Bend Memorial Clinic’s transition to a medical home meant that the physician practice had to expand its focus beyond only treating patients who present at its doors.
A 55-year-old man in good health who hadn’t been to a doctor in more than a decade recently had a colonoscopy performed at Bend Memorial Clinic (BMC), a multispecialty clinic in Bend, Ore. The test revealed that he had Stage 3 colon cancer. During the staging of that cancer, his care team discovered that he also had renal cell carcinoma. Fortunately, both malignancies were caught in time for effective treatment.
One straightforward preventive screening saved this man’s life—twice. But why did he decide to have a colonoscopy when he hadn’t seen a doctor in 10 years? Because he received a message reminding him about his overdue screening, thanks to the clinic’s commitment to identify and engage patients who were lacking recommended care.

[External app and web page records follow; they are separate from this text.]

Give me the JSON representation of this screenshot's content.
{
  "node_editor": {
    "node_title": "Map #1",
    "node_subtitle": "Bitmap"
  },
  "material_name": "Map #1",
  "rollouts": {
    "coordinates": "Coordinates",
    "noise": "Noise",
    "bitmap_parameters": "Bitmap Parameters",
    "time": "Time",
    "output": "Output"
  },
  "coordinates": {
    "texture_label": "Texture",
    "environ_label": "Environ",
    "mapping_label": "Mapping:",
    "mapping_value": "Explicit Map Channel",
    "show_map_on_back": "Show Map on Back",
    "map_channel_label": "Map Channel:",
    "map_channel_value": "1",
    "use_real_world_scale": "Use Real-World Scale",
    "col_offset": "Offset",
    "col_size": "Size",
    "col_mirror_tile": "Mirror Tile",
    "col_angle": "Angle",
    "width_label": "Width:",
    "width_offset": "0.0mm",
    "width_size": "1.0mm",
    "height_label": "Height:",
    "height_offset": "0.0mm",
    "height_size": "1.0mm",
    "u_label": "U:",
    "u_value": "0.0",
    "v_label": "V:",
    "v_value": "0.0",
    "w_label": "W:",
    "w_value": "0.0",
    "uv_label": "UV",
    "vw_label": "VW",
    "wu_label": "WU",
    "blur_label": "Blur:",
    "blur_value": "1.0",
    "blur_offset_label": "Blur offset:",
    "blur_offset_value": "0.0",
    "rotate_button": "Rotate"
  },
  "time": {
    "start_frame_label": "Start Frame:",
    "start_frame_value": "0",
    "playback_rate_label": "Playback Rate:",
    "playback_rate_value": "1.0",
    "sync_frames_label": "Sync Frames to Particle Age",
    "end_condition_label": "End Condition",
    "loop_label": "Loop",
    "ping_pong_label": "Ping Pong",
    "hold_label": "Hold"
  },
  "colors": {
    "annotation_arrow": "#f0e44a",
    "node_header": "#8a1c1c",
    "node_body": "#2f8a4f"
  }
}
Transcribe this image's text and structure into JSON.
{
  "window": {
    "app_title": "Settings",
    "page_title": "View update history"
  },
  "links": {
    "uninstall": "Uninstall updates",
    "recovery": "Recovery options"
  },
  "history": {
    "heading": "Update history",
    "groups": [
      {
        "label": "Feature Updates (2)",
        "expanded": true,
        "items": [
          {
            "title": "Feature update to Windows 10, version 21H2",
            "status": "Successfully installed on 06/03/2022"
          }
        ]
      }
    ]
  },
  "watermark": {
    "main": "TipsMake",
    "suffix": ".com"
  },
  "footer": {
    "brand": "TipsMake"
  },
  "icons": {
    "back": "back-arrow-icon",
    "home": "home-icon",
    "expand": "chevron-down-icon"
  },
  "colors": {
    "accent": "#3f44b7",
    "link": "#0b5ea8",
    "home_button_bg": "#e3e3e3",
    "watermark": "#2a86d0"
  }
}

Between April 2012 and March 2013, BMC has contacted almost 95 percent of patients with an identified healthcare gap, such as overdue immunizations, blood pressure or Hba1c readings, and screenings for colon, breast, and cervical cancer. The response among patients has been remarkably high: 87 percent have responded to BMC’s outreach efforts with a confirmed visit.
Developing a Medical Home for the Community
In 2009, BMC transitioned to managing its population of patients under the patient-centered medical home (PCMH) model. The clinic’s leaders restructured its practice and processes to align with the seven Joint Principles of the Patient Centered Medical Home, developed by four physician associations:
- Enhanced access to care: Practices must use systems such as open scheduling, expanded hours, and new options for communication between patients, their personal physician, and practice staff.
- A personal physician: Each patient must have an ongoing relationship with a personal physician trained to provide first-contact, continuous, and comprehensive care.
- Physician-led team-based care: A patient’s personal physician leads a team of individuals at the practice level who collectively take responsibility for the ongoing care of patients.
- Whole person orientation: The personal physician is responsible for providing all of a patient’s healthcare needs or taking responsibility for appropriately arranging care with other qualified professionals, including acute care, chronic care, preventive services, and end-of-life care.
- Coordinated and integrated care: The practice must coordinate care across all settings (e.g., subspecialty care, hospitals, home health agencies, nursing homes) and the patient’s community (e.g., family, public, and private community-based services).
- Quality and safety: This principle covers a number of requirements such as:
- Advocating for patients to support the attainment of optimal, patient-centered outcomes
- Using evidence-based medicine and clinical decision-support tools to guide decision making
- Enlisting the active participation by patients in the decision-making process
- Using IT
- Attaining third-party certification of a practice’s patient-centered capabilities
- Payment reform: Payment to providers must appropriately recognize the added value provided to patients who have a PCMH.
Realigning Patient Focus
The clinic partnered with a local payer, PacificSource to establish an innovative reimbursement model that included traditional fee-for-service payments, a capitated care management fee, and eligibility to participate in bonus pools based on quality metric scores and overall shared savings.
BMC leaders understood that to succeed in this value-based care arrangement, they needed to expand their focus beyond treating patients who presented at the clinic with symptoms. An integral part of this strategy was to find a better method to help patients stay on track with routine and follow-up care.
Scaling Patient Communication
With more than 75,000 active patients to track for preventive care, BMC needed a system to help care managers reach their highest-risk patients in a consumer-friendly way that would produce high rates of response.
The clinic used a web-based automated population health management system to mine information from its electronic health record and practice management system to create a patient registry. The registry identifies individuals who have gaps in care, such as missing tests or lab work.
The system then triggers automated outbound communications to patients by phone, email, text message, or a blend of all three. Clinic staff schedule the messages to be sent at a certain time each day.
Many patients prefer the automated process for routine appointments, and BMC has been able to manage its population without adding dozens of new case managers.
Planning for the Future
Moving forward, BMC plans to broaden the scope of its outreach program to include specialty areas, such as cardiology and pulmonology. That will improve care coordination for patients who see multiple providers and will, ultimately, result in better quality of care, patient satisfaction, and lower total cost of care.
M. Sean Rogers, MD, is medical director and compliance officer at Bend Memorial Clinic.
Publication Date: Monday, January 27, 2014